──────── Supplied information

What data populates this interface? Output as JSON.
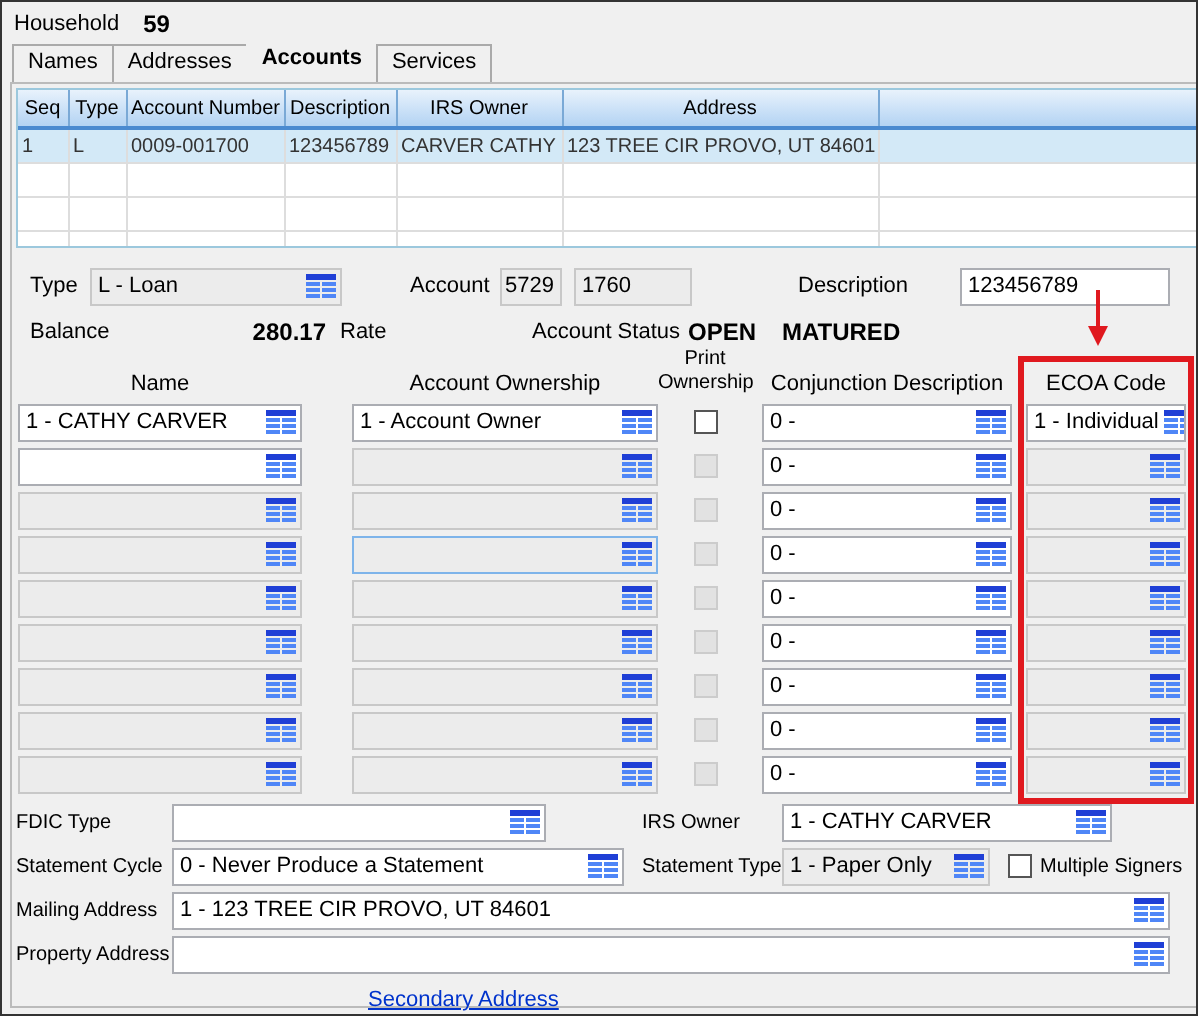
{
  "header": {
    "label": "Household",
    "value": "59"
  },
  "tabs": [
    {
      "label": "Names",
      "selected": false
    },
    {
      "label": "Addresses",
      "selected": false
    },
    {
      "label": "Accounts",
      "selected": true
    },
    {
      "label": "Services",
      "selected": false
    }
  ],
  "accounts_table": {
    "columns": [
      "Seq",
      "Type",
      "Account Number",
      "Description",
      "IRS Owner",
      "Address"
    ],
    "rows": [
      {
        "cells": [
          "1",
          "L",
          "0009-001700",
          "123456789",
          "CARVER CATHY",
          "123 TREE CIR PROVO, UT 84601"
        ],
        "selected": true
      }
    ]
  },
  "account": {
    "type": {
      "label": "Type",
      "value": "L - Loan",
      "disabled": true
    },
    "account": {
      "label": "Account",
      "parts": [
        {
          "value": "5729",
          "disabled": true
        },
        {
          "value": "1760",
          "disabled": true
        }
      ]
    },
    "description": {
      "label": "Description",
      "value": "123456789",
      "disabled": false
    },
    "balance": {
      "label": "Balance",
      "value": "280.17"
    },
    "rate": "Rate",
    "status": {
      "label": "Account Status",
      "values": [
        "OPEN",
        "MATURED"
      ]
    }
  },
  "owners": {
    "columns": [
      "Name",
      "Account Ownership",
      "Print Ownership",
      "Conjunction Description",
      "ECOA Code"
    ],
    "rows": [
      {
        "name": {
          "value": "1 - CATHY CARVER",
          "disabled": false
        },
        "ownership": {
          "value": "1 - Account Owner",
          "disabled": false,
          "focused": false
        },
        "print_ownership": {
          "checked": false,
          "disabled": false
        },
        "conjunction": {
          "value": "0 -",
          "disabled": false
        },
        "ecoa": {
          "value": "1 - Individual",
          "disabled": false
        }
      },
      {
        "name": {
          "disabled": false
        },
        "ownership": {
          "disabled": true,
          "focused": false
        },
        "print_ownership": {
          "checked": false,
          "disabled": true
        },
        "conjunction": {
          "value": "0 -",
          "disabled": false
        },
        "ecoa": {
          "disabled": true
        }
      },
      {
        "name": {
          "disabled": true
        },
        "ownership": {
          "disabled": true,
          "focused": false
        },
        "print_ownership": {
          "checked": false,
          "disabled": true
        },
        "conjunction": {
          "value": "0 -",
          "disabled": false
        },
        "ecoa": {
          "disabled": true
        }
      },
      {
        "name": {
          "disabled": true
        },
        "ownership": {
          "disabled": true,
          "focused": true
        },
        "print_ownership": {
          "checked": false,
          "disabled": true
        },
        "conjunction": {
          "value": "0 -",
          "disabled": false
        },
        "ecoa": {
          "disabled": true
        }
      },
      {
        "name": {
          "disabled": true
        },
        "ownership": {
          "disabled": true,
          "focused": false
        },
        "print_ownership": {
          "checked": false,
          "disabled": true
        },
        "conjunction": {
          "value": "0 -",
          "disabled": false
        },
        "ecoa": {
          "disabled": true
        }
      },
      {
        "name": {
          "disabled": true
        },
        "ownership": {
          "disabled": true,
          "focused": false
        },
        "print_ownership": {
          "checked": false,
          "disabled": true
        },
        "conjunction": {
          "value": "0 -",
          "disabled": false
        },
        "ecoa": {
          "disabled": true
        }
      },
      {
        "name": {
          "disabled": true
        },
        "ownership": {
          "disabled": true,
          "focused": false
        },
        "print_ownership": {
          "checked": false,
          "disabled": true
        },
        "conjunction": {
          "value": "0 -",
          "disabled": false
        },
        "ecoa": {
          "disabled": true
        }
      },
      {
        "name": {
          "disabled": true
        },
        "ownership": {
          "disabled": true,
          "focused": false
        },
        "print_ownership": {
          "checked": false,
          "disabled": true
        },
        "conjunction": {
          "value": "0 -",
          "disabled": false
        },
        "ecoa": {
          "disabled": true
        }
      },
      {
        "name": {
          "disabled": true
        },
        "ownership": {
          "disabled": true,
          "focused": false
        },
        "print_ownership": {
          "checked": false,
          "disabled": true
        },
        "conjunction": {
          "value": "0 -",
          "disabled": false
        },
        "ecoa": {
          "disabled": true
        }
      }
    ]
  },
  "details": {
    "fdic_type": {
      "label": "FDIC Type",
      "disabled": false
    },
    "irs_owner": {
      "label": "IRS Owner",
      "value": "1 - CATHY CARVER",
      "disabled": false
    },
    "statement_cycle": {
      "label": "Statement Cycle",
      "value": "0 - Never Produce a Statement",
      "disabled": false
    },
    "statement_type": {
      "label": "Statement Type",
      "value": "1 - Paper Only",
      "disabled": true
    },
    "multiple_signers": {
      "label": "Multiple Signers",
      "checked": false
    },
    "mailing_address": {
      "label": "Mailing Address",
      "value": "1 - 123 TREE CIR PROVO, UT 84601",
      "disabled": false
    },
    "property_address": {
      "label": "Property Address",
      "disabled": false
    }
  },
  "secondary_address_link": "Secondary Address"
}
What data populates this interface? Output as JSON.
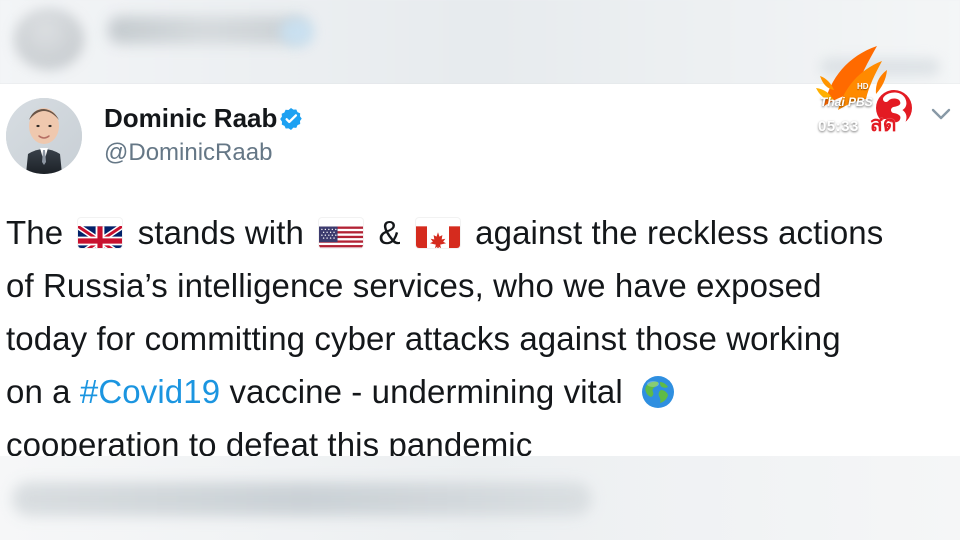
{
  "tweet": {
    "author_name": "Dominic Raab",
    "author_handle": "@DominicRaab",
    "verified_badge": "verified-icon",
    "menu_icon": "chevron-down-icon",
    "lines": [
      [
        "The",
        "stands with",
        "&",
        "against the reckless actions"
      ],
      [
        "of Russia’s intelligence services, who we have exposed"
      ],
      [
        "today for committing cyber attacks against those working"
      ],
      [
        "on a",
        "#Covid19",
        "vaccine - undermining vital"
      ],
      [
        "cooperation to defeat this pandemic"
      ]
    ],
    "emoji": {
      "uk": "uk-flag-icon",
      "us": "us-flag-icon",
      "ca": "canada-flag-icon",
      "globe": "globe-icon"
    }
  },
  "overlay": {
    "brand": "Thai PBS",
    "hd": "HD",
    "channel_number": "3",
    "time": "05:33",
    "live": "สด"
  },
  "colors": {
    "text_primary": "#14171a",
    "text_secondary": "#657786",
    "link": "#1b95e0",
    "verified": "#1da1f2",
    "logo_orange": "#ff6a00",
    "logo_red": "#e31b23"
  }
}
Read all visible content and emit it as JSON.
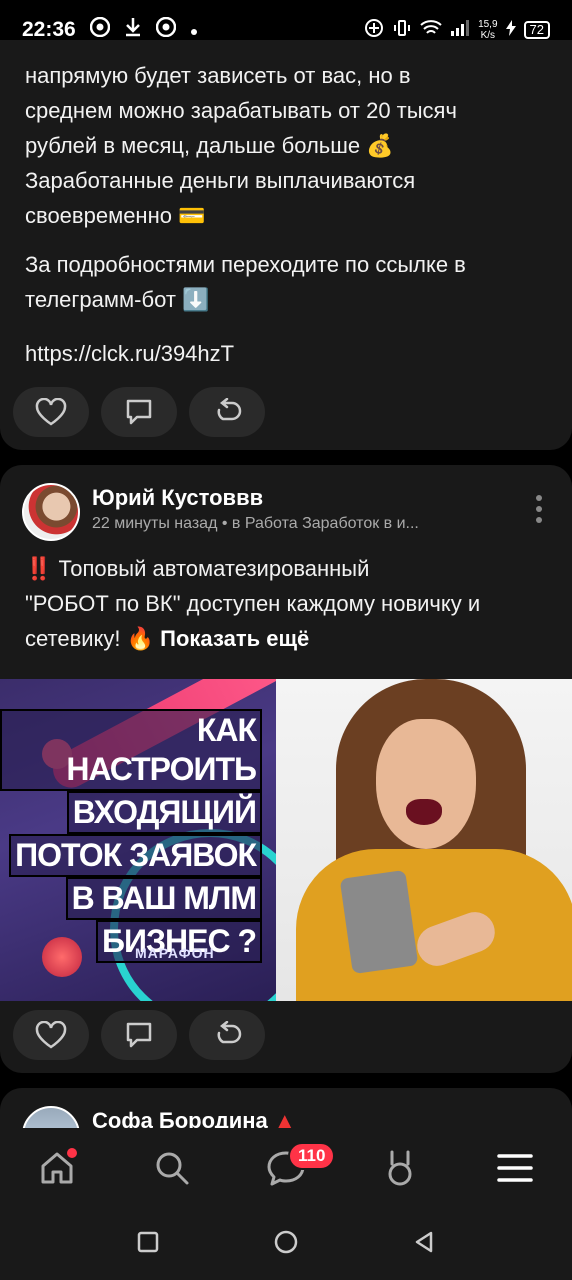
{
  "status": {
    "time": "22:36",
    "net_speed_top": "15,9",
    "net_speed_bottom": "K/s",
    "battery": "72"
  },
  "post1": {
    "text_lines": [
      "напрямую будет зависеть от вас, но в",
      "среднем можно зарабатывать от 20 тысяч",
      "рублей в месяц, дальше больше 💰",
      "Заработанные деньги выплачиваются",
      "своевременно 💳"
    ],
    "text2_lines": [
      "За подробностями переходите по ссылке в",
      "телеграмм-бот ⬇️"
    ],
    "link": "https://clck.ru/394hzT"
  },
  "post2": {
    "author": "Юрий Кустоввв",
    "meta": "22 минуты назад • в Работа Заработок в и...",
    "text_lines": [
      "‼️ Топовый  автоматезированный",
      "\"РОБОТ по ВК\"  доступен каждому новичку и",
      "сетевику! 🔥"
    ],
    "show_more": "Показать ещё",
    "image_title_lines": [
      "КАК НАСТРОИТЬ",
      "ВХОДЯЩИЙ",
      "ПОТОК ЗАЯВОК",
      "В ВАШ МЛМ",
      "БИЗНЕС ?"
    ],
    "image_caption": "МАРАФОН"
  },
  "post3": {
    "author": "Софа Бородина"
  },
  "nav": {
    "messages_badge": "110"
  },
  "colors": {
    "background": "#000000",
    "card": "#191919",
    "button": "#2a2a2a",
    "badge": "#ff3347"
  }
}
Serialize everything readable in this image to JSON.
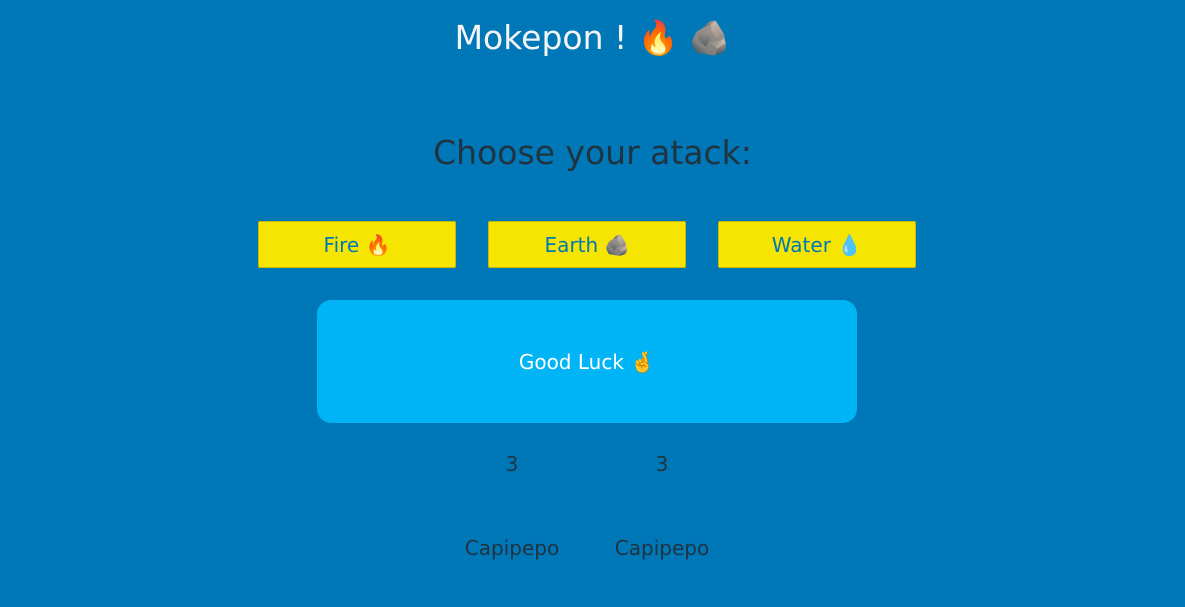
{
  "header": {
    "title": "Mokepon ! 🔥 🪨"
  },
  "attack_section": {
    "prompt": "Choose your atack:",
    "buttons": [
      {
        "label": "Fire 🔥"
      },
      {
        "label": "Earth 🪨"
      },
      {
        "label": "Water 💧"
      }
    ]
  },
  "message": {
    "text": "Good Luck 🤞"
  },
  "player": {
    "lives": "3",
    "pet_name": "Capipepo"
  },
  "enemy": {
    "lives": "3",
    "pet_name": "Capipepo"
  },
  "colors": {
    "background": "#0077b6",
    "button": "#f5e500",
    "message_box": "#00b4f5"
  }
}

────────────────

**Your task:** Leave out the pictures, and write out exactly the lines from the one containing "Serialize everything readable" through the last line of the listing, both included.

**Reply to the task:**
Serialize everything readable in this image to JSON.
{
  "header": {
    "title": "Mokepon ! 🔥 🪨"
  },
  "attack_section": {
    "prompt": "Choose your atack:",
    "buttons": [
      {
        "label": "Fire 🔥"
      },
      {
        "label": "Earth 🪨"
      },
      {
        "label": "Water 💧"
      }
    ]
  },
  "message": {
    "text": "Good Luck 🤞"
  },
  "player": {
    "lives": "3",
    "pet_name": "Capipepo"
  },
  "enemy": {
    "lives": "3",
    "pet_name": "Capipepo"
  },
  "colors": {
    "background": "#0077b6",
    "button": "#f5e500",
    "message_box": "#00b4f5"
  }
}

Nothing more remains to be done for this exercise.